The current guidance for the Judgement of Rewarding states that “If multiple rewards are upheld at the same time then allocation starts with the earliest judgement raised until the Fund is empty or all endowments have been disbursed.” Following this precedent – which we must in good faith assume that our senators have carefully and meticulously considered as part of their motion – then the very first judgement that is submitted for the Synod's consideration which successfully passes will receive the single dose of liao available – and all other attempts will fail regardless of how many votes they receive.
One might expect that the priests of the Imperial Synod would want to use the opportunity presented by the summit to discuss amongst themselves who might be most worthy to receive the true liao before a judgement was submitted. However with the law as written, it seems likely that some considerable advantage will accrue to whichever recipient's judgement of rewarding is submitted first. We foresee a risk that this approach could lead to situations where the Imperial Synod is not satisfied that the citizen being rewarded was their first choice with the concomitant unhappiness that that outcome might bring.
This was discussed at great length, with a number of similar risks being explored. It is worth stating that the dose of true liao will become the legal property of the priest who raises the judgement - not the citizen named in the judgement. I was of the view that the motion should be ruled unconstitutional on this basis – that it would lead to a great degree of unhappiness for all concerned and bring the Synod and the civil service into disrepute from the conflict that ensues. However my colleagues persuaded me that the motion is not intrinsically unconstitutional simply because it may lead to undesired consequences. It may well be that the issues we foresee never arise – but whatever does happen, a process is not intrinsically unconstitutional simply because it could lead to outcomes that cause outrage.

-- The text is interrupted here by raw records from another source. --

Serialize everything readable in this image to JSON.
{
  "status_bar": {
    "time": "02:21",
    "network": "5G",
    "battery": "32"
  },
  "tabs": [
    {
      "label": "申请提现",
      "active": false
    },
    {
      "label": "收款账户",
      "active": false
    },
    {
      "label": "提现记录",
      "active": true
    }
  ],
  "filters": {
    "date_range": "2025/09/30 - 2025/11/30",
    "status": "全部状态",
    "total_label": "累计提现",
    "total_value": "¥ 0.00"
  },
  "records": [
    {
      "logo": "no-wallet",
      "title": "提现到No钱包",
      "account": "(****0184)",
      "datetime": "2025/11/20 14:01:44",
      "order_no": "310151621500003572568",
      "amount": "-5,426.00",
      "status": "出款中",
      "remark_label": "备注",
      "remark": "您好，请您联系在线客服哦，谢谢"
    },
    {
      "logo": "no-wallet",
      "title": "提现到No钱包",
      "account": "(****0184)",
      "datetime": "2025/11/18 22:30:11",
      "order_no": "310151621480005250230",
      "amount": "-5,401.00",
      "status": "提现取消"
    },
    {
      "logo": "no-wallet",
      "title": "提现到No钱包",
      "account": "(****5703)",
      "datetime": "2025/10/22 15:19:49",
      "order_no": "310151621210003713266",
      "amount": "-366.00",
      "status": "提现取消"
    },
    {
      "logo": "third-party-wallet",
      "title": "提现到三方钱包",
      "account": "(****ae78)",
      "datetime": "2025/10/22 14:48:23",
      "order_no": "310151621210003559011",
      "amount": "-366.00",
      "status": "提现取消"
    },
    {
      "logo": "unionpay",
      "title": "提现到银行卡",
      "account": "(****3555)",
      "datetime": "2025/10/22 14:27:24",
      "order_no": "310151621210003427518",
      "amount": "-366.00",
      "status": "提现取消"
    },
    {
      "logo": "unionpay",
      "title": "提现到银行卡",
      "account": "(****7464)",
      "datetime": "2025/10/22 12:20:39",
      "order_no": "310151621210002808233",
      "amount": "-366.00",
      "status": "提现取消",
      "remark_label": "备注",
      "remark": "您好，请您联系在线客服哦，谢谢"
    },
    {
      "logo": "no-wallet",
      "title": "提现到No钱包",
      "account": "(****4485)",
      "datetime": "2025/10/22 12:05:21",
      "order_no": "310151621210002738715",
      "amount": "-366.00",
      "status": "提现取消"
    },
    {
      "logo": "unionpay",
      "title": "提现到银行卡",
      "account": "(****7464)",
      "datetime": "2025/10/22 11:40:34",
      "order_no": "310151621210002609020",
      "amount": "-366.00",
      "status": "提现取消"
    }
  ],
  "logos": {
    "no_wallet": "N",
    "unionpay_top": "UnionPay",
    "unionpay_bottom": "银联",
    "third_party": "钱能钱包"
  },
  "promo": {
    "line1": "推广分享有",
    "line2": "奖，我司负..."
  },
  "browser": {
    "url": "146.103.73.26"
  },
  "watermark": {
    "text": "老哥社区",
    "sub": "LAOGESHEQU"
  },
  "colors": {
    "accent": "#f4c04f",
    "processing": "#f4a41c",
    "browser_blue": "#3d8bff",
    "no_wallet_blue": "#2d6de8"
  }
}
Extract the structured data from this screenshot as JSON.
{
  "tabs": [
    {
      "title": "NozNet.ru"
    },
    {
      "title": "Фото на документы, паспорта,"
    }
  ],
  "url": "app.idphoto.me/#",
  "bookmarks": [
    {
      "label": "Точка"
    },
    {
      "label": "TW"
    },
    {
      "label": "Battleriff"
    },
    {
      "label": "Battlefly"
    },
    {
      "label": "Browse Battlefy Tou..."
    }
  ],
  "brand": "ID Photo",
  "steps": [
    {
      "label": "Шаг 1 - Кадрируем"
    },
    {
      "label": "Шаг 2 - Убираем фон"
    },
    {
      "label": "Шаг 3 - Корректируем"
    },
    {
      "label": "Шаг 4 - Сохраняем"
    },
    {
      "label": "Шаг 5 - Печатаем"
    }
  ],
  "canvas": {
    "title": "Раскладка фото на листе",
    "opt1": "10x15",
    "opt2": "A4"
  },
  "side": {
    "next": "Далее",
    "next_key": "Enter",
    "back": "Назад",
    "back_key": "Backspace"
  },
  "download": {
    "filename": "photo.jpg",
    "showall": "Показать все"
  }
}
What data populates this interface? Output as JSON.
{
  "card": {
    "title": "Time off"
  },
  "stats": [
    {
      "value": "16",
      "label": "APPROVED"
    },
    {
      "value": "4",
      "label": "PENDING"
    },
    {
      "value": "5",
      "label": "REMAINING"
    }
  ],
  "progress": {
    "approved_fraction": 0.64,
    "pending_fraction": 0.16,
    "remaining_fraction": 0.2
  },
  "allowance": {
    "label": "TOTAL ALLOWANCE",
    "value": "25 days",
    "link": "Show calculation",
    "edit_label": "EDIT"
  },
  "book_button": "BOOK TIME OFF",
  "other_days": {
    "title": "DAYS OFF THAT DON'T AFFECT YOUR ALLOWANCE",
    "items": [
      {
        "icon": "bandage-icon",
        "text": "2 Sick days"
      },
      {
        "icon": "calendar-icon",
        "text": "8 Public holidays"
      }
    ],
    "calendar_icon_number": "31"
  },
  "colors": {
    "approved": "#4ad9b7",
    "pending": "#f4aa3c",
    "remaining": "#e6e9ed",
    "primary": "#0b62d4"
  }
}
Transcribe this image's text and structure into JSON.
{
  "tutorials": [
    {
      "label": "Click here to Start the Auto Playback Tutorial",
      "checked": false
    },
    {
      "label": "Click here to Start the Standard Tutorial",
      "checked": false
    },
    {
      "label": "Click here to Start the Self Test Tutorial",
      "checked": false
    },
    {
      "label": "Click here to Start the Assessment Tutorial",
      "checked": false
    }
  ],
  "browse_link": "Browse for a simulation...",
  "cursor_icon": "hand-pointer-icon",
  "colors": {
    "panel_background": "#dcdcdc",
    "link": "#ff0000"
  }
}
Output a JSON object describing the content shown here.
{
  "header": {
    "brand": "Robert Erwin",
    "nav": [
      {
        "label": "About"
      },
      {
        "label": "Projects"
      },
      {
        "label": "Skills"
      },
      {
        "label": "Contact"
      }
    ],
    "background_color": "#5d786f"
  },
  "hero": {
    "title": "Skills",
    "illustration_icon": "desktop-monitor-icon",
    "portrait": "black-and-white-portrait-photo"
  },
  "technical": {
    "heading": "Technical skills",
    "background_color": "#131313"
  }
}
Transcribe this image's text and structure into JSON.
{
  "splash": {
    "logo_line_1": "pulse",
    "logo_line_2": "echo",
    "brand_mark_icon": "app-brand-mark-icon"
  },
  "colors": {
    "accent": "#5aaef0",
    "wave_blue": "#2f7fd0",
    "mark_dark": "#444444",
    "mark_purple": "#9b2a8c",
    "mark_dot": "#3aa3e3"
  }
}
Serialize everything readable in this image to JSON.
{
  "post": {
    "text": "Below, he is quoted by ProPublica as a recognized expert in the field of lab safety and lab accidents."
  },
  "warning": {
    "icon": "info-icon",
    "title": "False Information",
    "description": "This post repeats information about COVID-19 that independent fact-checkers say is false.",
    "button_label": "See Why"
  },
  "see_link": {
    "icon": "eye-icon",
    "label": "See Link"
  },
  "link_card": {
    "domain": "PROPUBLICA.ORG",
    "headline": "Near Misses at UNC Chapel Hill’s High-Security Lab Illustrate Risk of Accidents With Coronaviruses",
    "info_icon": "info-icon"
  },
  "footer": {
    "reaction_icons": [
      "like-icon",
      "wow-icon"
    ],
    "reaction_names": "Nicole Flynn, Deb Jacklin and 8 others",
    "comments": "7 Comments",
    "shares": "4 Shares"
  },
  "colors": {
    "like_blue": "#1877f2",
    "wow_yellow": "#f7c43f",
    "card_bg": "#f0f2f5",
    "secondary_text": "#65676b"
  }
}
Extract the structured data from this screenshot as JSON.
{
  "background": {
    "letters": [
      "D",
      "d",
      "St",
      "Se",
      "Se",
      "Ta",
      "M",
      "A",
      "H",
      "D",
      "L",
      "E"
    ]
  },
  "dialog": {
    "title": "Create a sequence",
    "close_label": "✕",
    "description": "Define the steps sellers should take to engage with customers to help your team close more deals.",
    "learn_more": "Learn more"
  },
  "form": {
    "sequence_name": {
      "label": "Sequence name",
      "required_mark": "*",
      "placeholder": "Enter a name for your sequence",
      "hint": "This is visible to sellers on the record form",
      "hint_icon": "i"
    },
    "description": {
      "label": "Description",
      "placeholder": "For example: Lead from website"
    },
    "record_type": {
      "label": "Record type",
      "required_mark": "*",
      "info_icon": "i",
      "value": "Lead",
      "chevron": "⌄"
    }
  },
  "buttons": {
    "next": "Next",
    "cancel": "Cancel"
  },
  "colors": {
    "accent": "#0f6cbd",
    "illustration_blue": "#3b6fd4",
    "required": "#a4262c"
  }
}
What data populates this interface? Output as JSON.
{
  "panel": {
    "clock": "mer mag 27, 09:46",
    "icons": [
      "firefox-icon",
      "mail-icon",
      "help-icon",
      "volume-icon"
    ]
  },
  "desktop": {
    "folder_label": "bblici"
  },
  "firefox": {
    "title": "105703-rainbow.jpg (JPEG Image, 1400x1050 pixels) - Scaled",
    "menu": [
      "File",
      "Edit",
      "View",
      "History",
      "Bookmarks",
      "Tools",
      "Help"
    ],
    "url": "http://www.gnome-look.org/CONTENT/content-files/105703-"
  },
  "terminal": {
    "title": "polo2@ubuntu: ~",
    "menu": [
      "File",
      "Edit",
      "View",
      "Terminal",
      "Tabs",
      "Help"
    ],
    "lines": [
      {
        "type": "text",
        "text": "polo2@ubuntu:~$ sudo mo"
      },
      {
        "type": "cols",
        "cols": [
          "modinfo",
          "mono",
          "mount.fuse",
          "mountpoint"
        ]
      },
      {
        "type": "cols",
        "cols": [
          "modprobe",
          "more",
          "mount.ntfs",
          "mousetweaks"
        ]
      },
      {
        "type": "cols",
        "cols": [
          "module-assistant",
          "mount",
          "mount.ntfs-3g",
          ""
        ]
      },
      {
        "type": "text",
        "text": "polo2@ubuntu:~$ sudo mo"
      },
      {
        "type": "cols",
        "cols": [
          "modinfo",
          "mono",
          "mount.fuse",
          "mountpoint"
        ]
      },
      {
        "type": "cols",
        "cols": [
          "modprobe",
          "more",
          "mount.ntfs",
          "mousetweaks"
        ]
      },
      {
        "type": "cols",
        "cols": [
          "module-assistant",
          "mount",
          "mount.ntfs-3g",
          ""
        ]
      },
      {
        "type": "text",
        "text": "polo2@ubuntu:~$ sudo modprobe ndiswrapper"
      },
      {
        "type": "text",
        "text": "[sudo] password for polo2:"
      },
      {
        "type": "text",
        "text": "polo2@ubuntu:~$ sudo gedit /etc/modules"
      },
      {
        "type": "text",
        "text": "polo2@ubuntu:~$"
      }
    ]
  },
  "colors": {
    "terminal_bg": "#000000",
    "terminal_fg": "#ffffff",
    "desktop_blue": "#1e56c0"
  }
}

The final argument was that the guidance published for the Judgement of Rewarding is explicitly written to cover only judgements involving money. This restriction exists in part because the civil service have ruled that it is too complex for them to deal with the myriad of different resources that they would otherwise be required to handle. In effect the civil service can only support the use of the Judgement to distribute the Synod's money. Leontes wished to reject the motion because it clearly violates the existing guidance around the use of the Judgement of Rewarding.
That argument was settled by the fact that historical precedent exists for the use of the Judgement in this way. Indeed, it is possible that the true liao was the only thing distributed in this manner at that time (we don't know since the records are incomplete). In theory historical precedent is not binding in legal rulings – since bad precedent is no basis for good law. In practice, it does carry some weight, and particularly in situations where it is clear that citizens have attempted to guide themselves to create well-worded motions by following historically acceptable constitutional paths.
One thing I would note is that if anyone intends to amend the motion in some way, the Court anticipate potential issues in trying to change the practice for the Judgement of Rewarding to better handle the distribution of true liao. Any changes that fix the anticipated problems, at the cost of making the release of Synod funds through a judgement of rewarding more difficult or challenging are likely to be rejected.Magistrate Abraham